As a person gets older, changes occur in all parts of the body, including the brain:
Certain parts of the brain shrink (such as the prefrontal cortex and hippocampus); both areas are important to learning, memory, planning, and other complex mental activities.
Aside from memory problems, changes in brain activity influences one’s chances of falling. The ability to keep balance and avoid falling depends not only on leg strength, but also on complex and simple reaction times, known as ‘brain speed'.The faster one’s brain can move between events (identifying a loss of balance and executing a safe alternative to maintain balance), the better off people are in avoiding falls.
There are a variety of activities that people can do to keep their brains healthy and help counter normal brain changes:
1. Get a Check-Up
Take care of your health. Certain conditions can affect brain health including diabetes, stroke, vitamin deficiency, thyroid disease and high blood pressure. Controlling risk factors for chronic disease (such keeping blood cholesterol, blood pressure at healthy levels and maintaining a healthy weight) is good for brain health.
Certain medicines, such as sleep and anxiety drugs can also affect mental ability. Ask your doctor to review all your medications on a regular basis.
2. Eat Healthy
Eating a healthy diet can help maintain brain health. For example, eating fruits and vegetables (that have high levels of disease-fighting antioxidants) helps counteract disease-causing free radicals throughout the body, including the brain.

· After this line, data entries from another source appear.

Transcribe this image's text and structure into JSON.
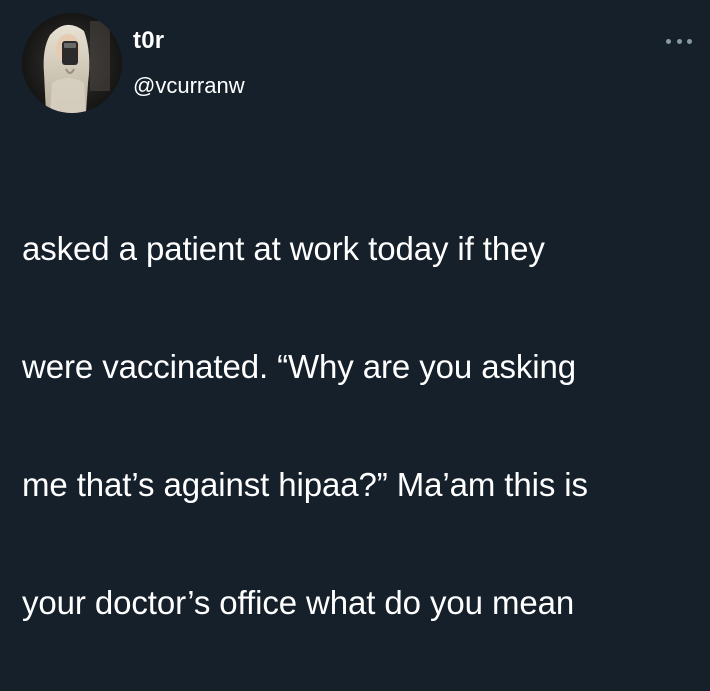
{
  "author": {
    "display_name": "t0r",
    "handle": "@vcurranw",
    "avatar_icon": "profile-photo"
  },
  "tweet": {
    "lines": [
      "asked a patient at work today if they",
      "were vaccinated. “Why are you asking",
      "me that’s against hipaa?” Ma’am this is",
      "your doctor’s office what do you mean"
    ]
  },
  "menu": {
    "icon": "more-options-icon"
  },
  "colors": {
    "background": "#15202b",
    "text": "#ffffff",
    "muted": "#8899a6"
  }
}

3. Stay Active
Enjoy regular exercise and physical activity. Exercise helps counter normal cognitive decline; it can also assist in managing and preventing conditions like high blood pressure and depression that are associated with poor brain health.

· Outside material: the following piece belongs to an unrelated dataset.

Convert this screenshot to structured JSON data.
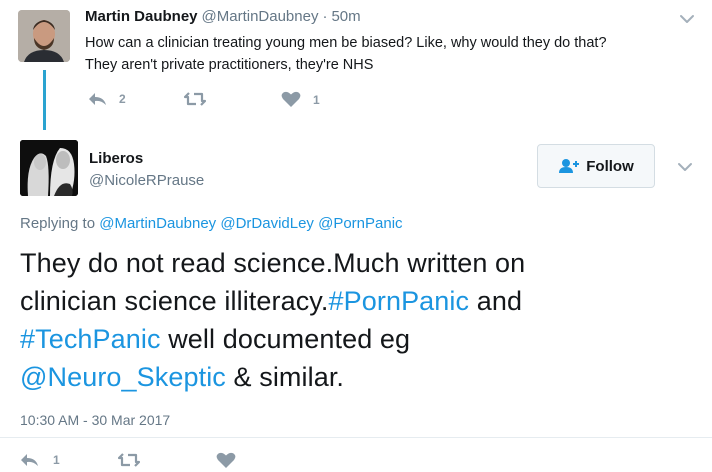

Exercise pumps blood to the brain and encourages the growth of new brain cells.
Regular aerobic exercise (such as walking, cycling and swimming) for 30 minutes a day reduces brain cell loss.
Exercise changes how the brain processes movement, resulting in improved mobility.
4. Engage Your Brain
Just like physical exercise, mental exercise is good for you. Mentally stimulating activities help preserve brain function. Keeping your mind engaged increases the brain’s vitality and helps build its reserves of brain cells and connections.
Do stimulating activities that you enjoy; read, write, put together a jigsaw puzzle, work on crosswords, etc. Any mentally challenging activity will keep your mind sharp.
5. Stay Social
Connect with family, friends and your community. Isolation can be a threat to brain health. Staying engaged with family and being active in your community can keep your brain active. The more social connections someone has, the better they are at preserving mental function and memory.
Social interaction engages areas of the brain that are involved in memory and attention, the same mental processes that are used in many cognitive tasks.
Activities that combine social interaction with physical and mental activity may help prevent dementia.
6. Get a Good Night’s Sleep
Getting seven to eight hours a night is good for the brain. Attention and concentration are threatened with restless sleep.
7. Drink in Moderation
Drinking alcohol may be beneficial to your brain. Low-dose alcohol consumption (a drink a day for women, two for men) can reduce the risk of dementia. However, heavy alcohol use can lead to brain damage and cognitive decline.